👉 As with targeting, so with design: Test it!

You won’t know right away what kind of messages and content your target audience responds to the best. You can change one element of an ad (color, call-to-action, copy, etc.), run different versions, and see which one performs better. This is called A/B testing. You’ll have to try different formats, designs, headlines, etc., but with time, you’ll find the winning combination. This is where data is crucial.


  • Use images or videos, but follow the technical requirements. Different placements (Stories vs. News Feed) require different ad formats.
  • Create ads that would grab the attention of people who’ve never heard of you: make the visuals stand out and keep the copy short and powerful.
  • Rather than uploading your entire music video, make eye-catching 15-second clips.

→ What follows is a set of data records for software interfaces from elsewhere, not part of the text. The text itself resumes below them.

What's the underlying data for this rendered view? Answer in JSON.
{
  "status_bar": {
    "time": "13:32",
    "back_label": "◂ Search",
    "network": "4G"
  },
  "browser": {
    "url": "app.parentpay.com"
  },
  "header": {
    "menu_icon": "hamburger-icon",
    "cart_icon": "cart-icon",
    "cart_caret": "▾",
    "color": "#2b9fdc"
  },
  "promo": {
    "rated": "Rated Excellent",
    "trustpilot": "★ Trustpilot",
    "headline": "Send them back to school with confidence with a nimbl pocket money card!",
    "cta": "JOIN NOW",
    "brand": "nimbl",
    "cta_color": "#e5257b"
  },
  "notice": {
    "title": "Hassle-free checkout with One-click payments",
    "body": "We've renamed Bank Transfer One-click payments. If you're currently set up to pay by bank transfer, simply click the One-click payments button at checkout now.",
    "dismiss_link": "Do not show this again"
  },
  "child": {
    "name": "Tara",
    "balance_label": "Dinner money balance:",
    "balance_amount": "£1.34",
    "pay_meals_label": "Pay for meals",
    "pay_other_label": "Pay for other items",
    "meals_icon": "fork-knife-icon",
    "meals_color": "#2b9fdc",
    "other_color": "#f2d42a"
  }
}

Make sure the very first frame stands out.
  • Test the ad to find out what your target audience responds to. You can change one element of an ad (color, call-to-action, copy, etc.), run different versions, and see which one performs better. This is called A/B testing.


👉 Give your ads a kickstart

When launching your ads, send links to your friends who’d be happy to give you a hand. Tell them about your project and ask them to like and comment. This will kickstart Facebook’s algorithm. When the ads reach your fans, they will be more likely to engage, as nobody likes to be the first to like or comment. This is how you build social proof, which we covered in the previous article.

👉 Follow your performance on Ads Manager and optimize budget allocation

On the Ad Set level, we get an overview of how certain sets of Ads performed compared to others. 

➡️ This comes in handy when you have many Ad Sets, divided based on interests or countries. You can instantly compare the relative costs and decide to either increase the budget for great performers, or kill off the stragglers with high costs.

  • Example 1: If you're running a Video views campaign, then your metric would be "% of a video viewed" and you would optimize your budget by allocating it to Ad Sets showing better numbers.
  • Example 2: If you have the Facebook Pixel installed and are tracking the sales of your released tracks, you want to look at "ROAS" (return on ad spend). In this case, you want ROAS to be above the 2.0 ratio, ideally between 4 and 6. This means that for the amount spent, you're getting an x-times return, making advertising worthwhile.

➡️ You can break down your results by Placements, Countries, Device types and more. It’s smart to check how an Ad Set is performing across those breakdowns. It isn't unusual for certain content to perform great as a Story, but not as a Feed post. Or maybe some Countries will be much more likely to meet your goals than others. If you have several ads in one Ad Set, make sure to compare their performance.

➡️ Focus on the following metrics, from best to worst.

  • If you don’t have the Facebook Pixel installed: Video views (example: at least 75 % of the video), Cost per click and Reach.
  • If you have the Pixel Installed: Purchases, Initiated checkouts and Landing page views

One metric to always keep In mind, especially on the Ad Set level, is Frequency. This metric tells you how many times a specific ad was shown to the same user. It's best to have this stay under 4. Above 4, “ad fatigue” can occur, making your ad less and less effective.

👉 Follow the spillover to other music channels

If you manage to increase the engagement on your music channels by investing in Facebook advertising, you’re doing a good job.

➡️ You can evaluate your performance on each platform or check the tools that combine different metrics. One such are Viberate's music analytics, which helps you look into your social media and streaming stats in one place. A visual breakdown in different timelines provides a good overview of your campaign performance. Start your free trial here.

Urska Jaksa

Urska Jaksa

Managing Editor at Viberate
Storyteller with a nerd eye for music data. Believes in the healing power of group singing, while her ultimate cure are live shows.